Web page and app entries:
══════════
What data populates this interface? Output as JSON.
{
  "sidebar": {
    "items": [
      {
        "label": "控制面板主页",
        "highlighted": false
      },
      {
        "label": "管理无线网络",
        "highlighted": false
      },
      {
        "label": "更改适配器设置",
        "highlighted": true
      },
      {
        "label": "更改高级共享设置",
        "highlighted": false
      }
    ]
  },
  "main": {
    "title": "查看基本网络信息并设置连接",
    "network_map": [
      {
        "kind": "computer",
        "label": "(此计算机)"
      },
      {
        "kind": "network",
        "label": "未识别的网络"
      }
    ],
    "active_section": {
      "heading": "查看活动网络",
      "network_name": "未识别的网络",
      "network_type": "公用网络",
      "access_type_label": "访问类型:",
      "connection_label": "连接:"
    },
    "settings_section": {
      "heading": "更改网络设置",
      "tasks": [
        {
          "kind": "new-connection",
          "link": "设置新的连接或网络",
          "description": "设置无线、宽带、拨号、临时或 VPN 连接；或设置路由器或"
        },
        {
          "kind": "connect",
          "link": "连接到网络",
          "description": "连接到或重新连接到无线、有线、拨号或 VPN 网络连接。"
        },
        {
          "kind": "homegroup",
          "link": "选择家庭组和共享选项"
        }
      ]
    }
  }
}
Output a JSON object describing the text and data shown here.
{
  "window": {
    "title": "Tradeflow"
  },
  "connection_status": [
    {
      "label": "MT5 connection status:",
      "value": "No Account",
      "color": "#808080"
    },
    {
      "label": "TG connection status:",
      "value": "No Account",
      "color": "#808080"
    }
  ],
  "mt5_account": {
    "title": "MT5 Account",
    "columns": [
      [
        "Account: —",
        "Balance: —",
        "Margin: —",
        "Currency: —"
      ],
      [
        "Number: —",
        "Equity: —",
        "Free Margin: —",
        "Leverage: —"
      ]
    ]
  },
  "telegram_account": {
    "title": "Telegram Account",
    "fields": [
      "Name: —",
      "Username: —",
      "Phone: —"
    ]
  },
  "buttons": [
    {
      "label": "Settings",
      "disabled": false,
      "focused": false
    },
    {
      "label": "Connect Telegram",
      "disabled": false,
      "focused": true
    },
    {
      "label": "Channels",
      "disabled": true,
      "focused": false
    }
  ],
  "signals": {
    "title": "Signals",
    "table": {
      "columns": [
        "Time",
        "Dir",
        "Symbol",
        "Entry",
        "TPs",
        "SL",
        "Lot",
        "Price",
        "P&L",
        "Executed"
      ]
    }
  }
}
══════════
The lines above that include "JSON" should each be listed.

- **WRITTEN REPLY**:
What data populates this interface? Output as JSON.
Output a JSON object describing the text and data shown here.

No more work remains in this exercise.